On the campaign trail, Donald Trump made tackling America’s opioid addiction and prescription painkiller epidemic a major plank of his platform. And just recently, President Trump declared the opioid epidemic a national emergency.
“The opioid crisis is an emergency and I’m saying officially right now it is an emergency,” Trump told reporters in Bedminster, New Jersey. “We’re going to draw it up and we’re going to make it a national emergency. It is a serious problem, the likes of which we have never had.”
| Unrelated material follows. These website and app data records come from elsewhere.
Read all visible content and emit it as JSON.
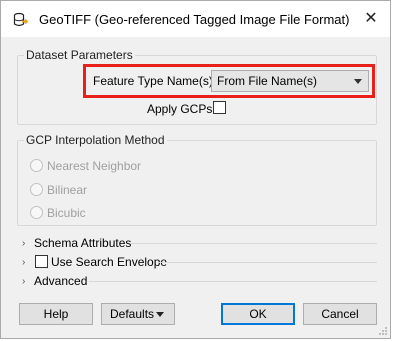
{
  "window": {
    "title": "GeoTIFF (Geo-referenced Tagged Image File Format) Para...",
    "close_icon": "close-icon",
    "app_icon": "database-import-icon"
  },
  "dataset": {
    "legend": "Dataset Parameters",
    "feature_type_label": "Feature Type Name(s):",
    "feature_type_value": "From File Name(s)",
    "apply_gcps_label": "Apply GCPs:",
    "apply_gcps_checked": false
  },
  "gcp": {
    "legend": "GCP Interpolation Method",
    "options": [
      "Nearest Neighbor",
      "Bilinear",
      "Bicubic"
    ]
  },
  "sections": {
    "schema_attributes": "Schema Attributes",
    "use_search_envelope": "Use Search Envelope",
    "advanced": "Advanced"
  },
  "buttons": {
    "help": "Help",
    "defaults": "Defaults",
    "ok": "OK",
    "cancel": "Cancel"
  },
  "colors": {
    "highlight": "#e8201a",
    "default_button_border": "#0078d7"
  }
}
According to the White House, 142 Americans die of drug overdoses each day. To tackle this epidemic, it urges measures like federal legislation to boost the widespread use of “naloxone,” an opioid dose antidote. Declaring a national emergency should help deliver needed funds and more access to treatment and give the government more flexibility to address the issue more quickly, which is imperative.
According to a new report from the Centers for Disease Control and Prevention, overdose deaths among 15-to-19-year-olds more than doubled from 1999 (1.6 per 100,000) to 2007 (4.2). Moreover, overdose deaths spiked nearly 20% between 2014 and 2015.
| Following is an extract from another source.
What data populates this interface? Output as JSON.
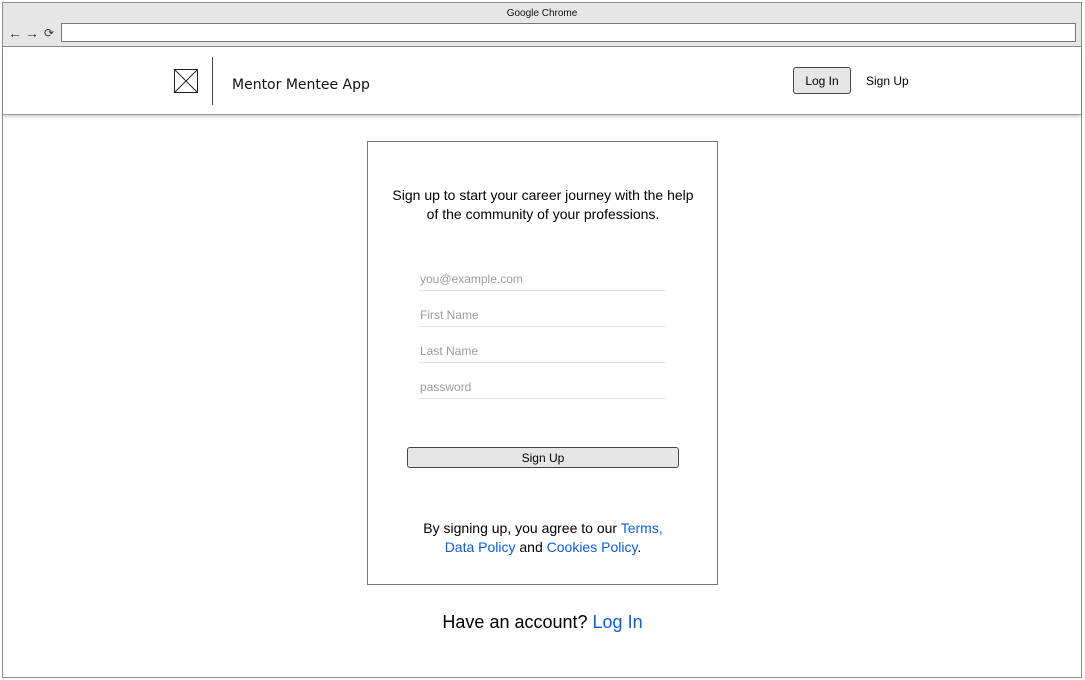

Prior to the most recent increase, the death rate from drug overdoses actually fell 26% from 2007 to 2014.
Most recently, the majority of drug overdose deaths in 2015 were unintentional. During this period, the death rate for drug overdoses among those aged 15–19 were highest for opioids.
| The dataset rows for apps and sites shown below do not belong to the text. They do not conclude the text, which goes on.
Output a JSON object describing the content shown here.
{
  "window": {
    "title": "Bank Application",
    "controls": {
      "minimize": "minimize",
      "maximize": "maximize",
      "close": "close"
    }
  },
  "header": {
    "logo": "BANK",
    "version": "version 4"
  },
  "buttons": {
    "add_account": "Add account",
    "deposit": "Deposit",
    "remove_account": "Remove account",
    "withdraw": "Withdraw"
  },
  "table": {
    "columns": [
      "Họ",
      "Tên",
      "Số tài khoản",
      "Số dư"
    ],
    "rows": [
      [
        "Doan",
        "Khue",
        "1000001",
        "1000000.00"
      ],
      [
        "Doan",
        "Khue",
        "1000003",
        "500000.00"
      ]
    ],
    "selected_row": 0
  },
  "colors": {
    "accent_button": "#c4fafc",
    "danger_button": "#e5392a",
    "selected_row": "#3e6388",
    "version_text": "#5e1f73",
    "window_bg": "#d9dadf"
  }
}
Of all drug overdose deaths among adolescents aged 15–19 in 2015, 80.4% were unintentional, 13.5% were suicide, 5.2% were of undetermined intent, and 0.9% were homicide.
Opioids, which are powerful, highly addictive painkillers, were involved in the majority of cases (65%) in 2015. That said, certain types of opioids, like the synthetic drug fentanyl and heroin, were behind more deaths than natural or semi-synthetic opioids were.
Fentanyl is a major cause for concern because of its potency. Some versions of fentanyl can cause an overdose with just three grams of product. A comparable overdose level of heroin could be about 30 milligrams, or 10 times as much.
The opioid crisis has resulted in a major backlash against both doctors who write prescriptions far too easily and drugmakers and distributors who aggressively market products like “OxyContin.”
On August 15, South Carolina became the latest state to sue Purdue Pharma L.P., the manufacturer of OxyContin, over marketing practices.
“Drug Overdose Deaths Among Adolescents Aged 15–19 in the United States: 1999–2015,” Center for Disease Control and Prevention, August 17, 2017.
“Trump to declare opioid crisis a ‘national emergency,” Fox News, August 17, 2017.
“South Carolina sues OxyContin maker Purdue over opioid marketing,” Reuters, August 15, 2017.